On Tue, 2010-10-12 at 13:12 -0400, Andrew Sullivan wrote:
> I predict
> interesting times ahead 

>From a technical perspective, The Internet is decades old.  There's lots
of established rules, mechanisms, and technologies.  It works.

>From a legal perspective, The Internet is in its infancy.  Few laws,
little precedent from prior court rulings, etc.

In a way, the Legal Internet today is at a stage the Technical Internet
was back in the 80s.  There's an established base of the traditional
legal framework, just like the 80s framework of PTTs etc.  But most of
the critical legal concepts - ownership, liability, etc. - might have
some informal structure of gentlemen's agreements with contracts and
MOUs in today's Internet, but little if any legal foundations that I'm
aware of.  We put together the technology, defined the protocols, and
did the engineering.  But we mostly ignored legal issues.

I've heard people ask "Who runs the Internet?"  but never heard "Who
owns the Internet?" or "Whom do I sue when the Internet does me harm?"

As in other similar technology revolutions, most laws were written when
The Internet wasn't around, or at least wasn't understood in legislative
circles - and we may not be there yet either.  So laws, even recent ones
concerning things like telephone numbers, aren't obviously applicable.
But sooner or later some judge will decide how existing laws apply.  And
legislators will make laws, which may or may not make sense technically.

Of course, there are jurisdictional issues.  What court, in what
country, hears Internet disputes, and what countrys' laws do they use?

Back in the 90s, I half-jokingly promoted the notion that The Internet
should be treated as a Country, complete with its own government, laws,
judicial system, monetary system, treaties, etc.  Parts of that
structure exist - ICANN et al - but they're not treated as a country
(whatever that means).  Given the rise of cyber-crime and cyber-wars, a
Police department and cyber-military might be needed too.  From what I
read in the news, it sounds like they may already exist.

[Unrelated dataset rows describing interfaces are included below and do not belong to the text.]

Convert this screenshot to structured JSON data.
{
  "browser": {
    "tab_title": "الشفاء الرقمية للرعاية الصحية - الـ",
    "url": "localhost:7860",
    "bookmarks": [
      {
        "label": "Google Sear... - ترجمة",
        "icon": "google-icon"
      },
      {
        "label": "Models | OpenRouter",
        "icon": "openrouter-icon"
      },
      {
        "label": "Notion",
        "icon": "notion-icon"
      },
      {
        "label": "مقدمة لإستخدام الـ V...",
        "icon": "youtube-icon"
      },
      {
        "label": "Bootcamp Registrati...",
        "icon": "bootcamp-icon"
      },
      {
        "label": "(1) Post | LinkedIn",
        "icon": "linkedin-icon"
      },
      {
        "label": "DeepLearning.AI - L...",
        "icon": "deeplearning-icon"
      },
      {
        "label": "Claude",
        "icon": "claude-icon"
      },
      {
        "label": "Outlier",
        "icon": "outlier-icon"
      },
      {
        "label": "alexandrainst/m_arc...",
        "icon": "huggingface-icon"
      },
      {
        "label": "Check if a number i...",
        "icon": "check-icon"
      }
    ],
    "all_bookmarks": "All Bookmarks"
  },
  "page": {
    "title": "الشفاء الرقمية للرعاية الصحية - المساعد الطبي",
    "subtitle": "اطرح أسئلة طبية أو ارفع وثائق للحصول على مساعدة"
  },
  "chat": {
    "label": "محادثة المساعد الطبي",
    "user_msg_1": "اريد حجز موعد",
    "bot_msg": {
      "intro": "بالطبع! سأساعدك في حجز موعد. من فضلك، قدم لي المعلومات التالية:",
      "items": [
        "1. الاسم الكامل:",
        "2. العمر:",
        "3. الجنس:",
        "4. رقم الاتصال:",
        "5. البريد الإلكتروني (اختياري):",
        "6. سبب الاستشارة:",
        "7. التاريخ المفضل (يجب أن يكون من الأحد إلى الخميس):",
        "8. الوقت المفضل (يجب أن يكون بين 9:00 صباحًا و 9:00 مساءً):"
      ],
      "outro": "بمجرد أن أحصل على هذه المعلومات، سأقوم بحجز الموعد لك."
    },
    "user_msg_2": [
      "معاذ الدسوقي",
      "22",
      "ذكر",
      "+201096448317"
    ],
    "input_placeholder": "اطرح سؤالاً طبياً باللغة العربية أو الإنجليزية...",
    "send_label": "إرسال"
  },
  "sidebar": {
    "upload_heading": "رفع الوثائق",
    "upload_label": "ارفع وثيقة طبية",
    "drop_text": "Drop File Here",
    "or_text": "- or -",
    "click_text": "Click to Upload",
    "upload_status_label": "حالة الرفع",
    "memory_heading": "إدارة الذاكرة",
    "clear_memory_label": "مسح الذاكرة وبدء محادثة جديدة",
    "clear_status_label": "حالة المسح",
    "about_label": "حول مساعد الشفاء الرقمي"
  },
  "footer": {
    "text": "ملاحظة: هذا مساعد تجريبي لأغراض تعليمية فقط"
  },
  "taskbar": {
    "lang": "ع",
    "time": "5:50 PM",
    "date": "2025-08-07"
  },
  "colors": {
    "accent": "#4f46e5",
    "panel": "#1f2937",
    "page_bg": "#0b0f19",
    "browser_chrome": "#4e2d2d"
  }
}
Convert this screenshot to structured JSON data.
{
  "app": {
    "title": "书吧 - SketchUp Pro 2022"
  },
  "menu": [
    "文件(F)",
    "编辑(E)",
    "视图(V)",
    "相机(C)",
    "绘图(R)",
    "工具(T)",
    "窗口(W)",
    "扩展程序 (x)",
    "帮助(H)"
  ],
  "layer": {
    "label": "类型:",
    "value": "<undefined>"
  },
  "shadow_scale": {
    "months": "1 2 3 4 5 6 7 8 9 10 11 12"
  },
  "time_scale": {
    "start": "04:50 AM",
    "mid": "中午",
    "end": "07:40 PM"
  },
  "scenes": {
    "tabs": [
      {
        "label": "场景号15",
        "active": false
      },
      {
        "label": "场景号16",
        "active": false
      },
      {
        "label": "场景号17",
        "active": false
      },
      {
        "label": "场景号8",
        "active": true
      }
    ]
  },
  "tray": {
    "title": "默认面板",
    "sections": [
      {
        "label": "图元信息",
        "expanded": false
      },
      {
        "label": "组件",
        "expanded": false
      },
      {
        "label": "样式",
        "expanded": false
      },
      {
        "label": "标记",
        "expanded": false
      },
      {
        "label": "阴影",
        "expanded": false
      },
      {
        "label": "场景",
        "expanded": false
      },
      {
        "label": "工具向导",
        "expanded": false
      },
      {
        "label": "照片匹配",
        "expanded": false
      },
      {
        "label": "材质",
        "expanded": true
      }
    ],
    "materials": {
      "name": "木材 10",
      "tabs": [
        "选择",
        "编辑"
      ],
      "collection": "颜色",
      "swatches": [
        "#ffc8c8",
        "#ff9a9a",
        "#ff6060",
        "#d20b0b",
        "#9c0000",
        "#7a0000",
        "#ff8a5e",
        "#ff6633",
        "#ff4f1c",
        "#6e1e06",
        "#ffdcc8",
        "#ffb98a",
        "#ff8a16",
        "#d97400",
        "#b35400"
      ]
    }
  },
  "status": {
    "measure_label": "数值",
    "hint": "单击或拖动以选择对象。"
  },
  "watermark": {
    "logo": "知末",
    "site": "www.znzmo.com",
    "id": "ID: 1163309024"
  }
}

I'm an engineer, not a lawyer or diplomat**.  So what do I know?

But maybe looking at the Internet as a country is not such a joke after

Yes, interesting times ahead...


** In the interest of full disclosure, I *am* a government official -
well sort of - an elected member of the board of our local ambulance
district.  It was an accident...